Another action figure I picked up during that same Target trip was a talking Indiana Jones. Indy was another character I long hoped to make a custom figure of, but other projects took precedence. Since the latest movie initiated a series of 12" figures, I decided to just buy one of the ready made dolls and scratch that character off my list. I bought the talking version mainly because I liked the head sculpt better than the non-talking version, and the talking one came with more accessories. It still doesn't look much Harrison Ford, however, and the talking feature is a bit creepy.

When you stick your finger in his stomach, his mouth opens in an expression of sheer agony. Then the recorded sayings are played, all lifted from previous Indiana Jones movies (e.g., "Snakes! Why did it have to be snakes?"). If the mouth moved up and down like a ventriloquist dummy, the effect might work, but because the mouth just hangs open in that painful look of indigestion, Indy appears to be possessed by some ancient Mayan god who is talking through him.

"Burritos! Why did it have to be burritos?!!"

My wife Kathy and I have become hooked on the new Dr. Who series, especially since David Tennant took over the role. One day, Kathy surprised me with a David Tennant-version Dr. Who action figure. I had seen the smaller, molded plastic versions on eBay, but this is a 12" figure with cloth clothing. The accessories are pretty skimpy with just the sonic screwdriver, but the tight-fitting suit is spot on. I'm in the process of designing a 1/6th scale TARDIS to go with the figure, but I have to find some time to use my brother's workshop to put it together.

Finally, I was sad to see that my local hobby shop closed this summer. When I was single and living in Dundalk, one of the few advantages of living in my neighborhood was being able to walk to this nifty hobby shop to pick up models and model-building supplies whenever I needed them. Just before I got married, I moved to a house in Towson and was relieved to discover a similar hobby shop within walking distance. If I happened to be working on a model or action figure and discovered I needed glue or a particular color of paint, I could just wander down to the hobby shop and pick it up. Well, the owners decided to retire and I will now have to get in the car and expel carbon gases into the atmosphere to get to my nearest hobby store. Before the store closed, I went in to see what they had on sale. Sadly, all the model kits I was interested in had already been sold, so I settled for a kit of the U.S.A.F. Bell X-1 Rocket. I'm not really interested in building it as a complete model, but I thought I would use it for parts on some other custom project (whatever that may be).

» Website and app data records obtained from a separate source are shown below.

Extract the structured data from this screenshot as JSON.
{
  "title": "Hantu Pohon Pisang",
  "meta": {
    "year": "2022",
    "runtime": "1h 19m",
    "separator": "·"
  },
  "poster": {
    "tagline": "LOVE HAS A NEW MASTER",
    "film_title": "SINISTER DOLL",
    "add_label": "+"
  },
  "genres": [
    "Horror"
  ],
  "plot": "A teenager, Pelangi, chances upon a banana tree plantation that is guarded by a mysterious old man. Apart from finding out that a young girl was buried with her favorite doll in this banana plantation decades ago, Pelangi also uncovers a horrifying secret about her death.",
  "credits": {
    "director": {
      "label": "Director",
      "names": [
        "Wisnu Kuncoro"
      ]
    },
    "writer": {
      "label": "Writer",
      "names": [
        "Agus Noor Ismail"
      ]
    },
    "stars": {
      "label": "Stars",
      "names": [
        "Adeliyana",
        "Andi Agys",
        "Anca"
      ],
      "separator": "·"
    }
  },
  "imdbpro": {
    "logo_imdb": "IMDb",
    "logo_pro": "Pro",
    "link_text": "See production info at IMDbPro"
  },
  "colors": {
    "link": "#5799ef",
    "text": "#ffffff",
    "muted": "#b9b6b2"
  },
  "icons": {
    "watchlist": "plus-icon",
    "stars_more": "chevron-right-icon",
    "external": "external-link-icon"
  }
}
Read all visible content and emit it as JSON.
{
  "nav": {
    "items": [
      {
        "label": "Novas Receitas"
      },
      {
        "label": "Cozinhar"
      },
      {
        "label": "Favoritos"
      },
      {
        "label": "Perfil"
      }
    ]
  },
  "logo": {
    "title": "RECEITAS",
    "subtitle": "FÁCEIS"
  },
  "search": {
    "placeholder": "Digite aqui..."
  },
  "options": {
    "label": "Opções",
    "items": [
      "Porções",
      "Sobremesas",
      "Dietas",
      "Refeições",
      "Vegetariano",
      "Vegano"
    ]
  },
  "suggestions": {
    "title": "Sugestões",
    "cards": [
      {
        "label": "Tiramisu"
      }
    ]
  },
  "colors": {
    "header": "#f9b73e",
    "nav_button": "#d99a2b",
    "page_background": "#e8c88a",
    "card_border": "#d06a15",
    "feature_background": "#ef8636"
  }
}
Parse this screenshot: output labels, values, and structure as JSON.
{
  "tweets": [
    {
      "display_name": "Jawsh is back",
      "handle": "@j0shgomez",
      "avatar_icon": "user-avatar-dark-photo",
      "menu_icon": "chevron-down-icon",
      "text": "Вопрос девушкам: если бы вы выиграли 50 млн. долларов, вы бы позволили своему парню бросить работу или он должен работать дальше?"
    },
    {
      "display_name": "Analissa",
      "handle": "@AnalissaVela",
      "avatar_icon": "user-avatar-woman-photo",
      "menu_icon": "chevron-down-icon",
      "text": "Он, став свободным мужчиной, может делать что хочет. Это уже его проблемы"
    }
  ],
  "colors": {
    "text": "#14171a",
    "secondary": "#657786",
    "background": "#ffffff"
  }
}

As I bought the kit, I had hoped to find some pithy thing to say to the owners on my final visit to the store. The woman at the register thanked me for my years of patronage, and I thanked them as well and left. No big speech or teary farewell. I wish I wasn't so afraid of expressing my feelings in such moments. I always let them slip away and regret it later. I will miss that little shop, though.

Well, that was my summer. I hope to get more into the swing of things in the coming months and post more frequently. The crisp Fall weather always gives me a jolt of adrenalin, so I'm eager to make use of it.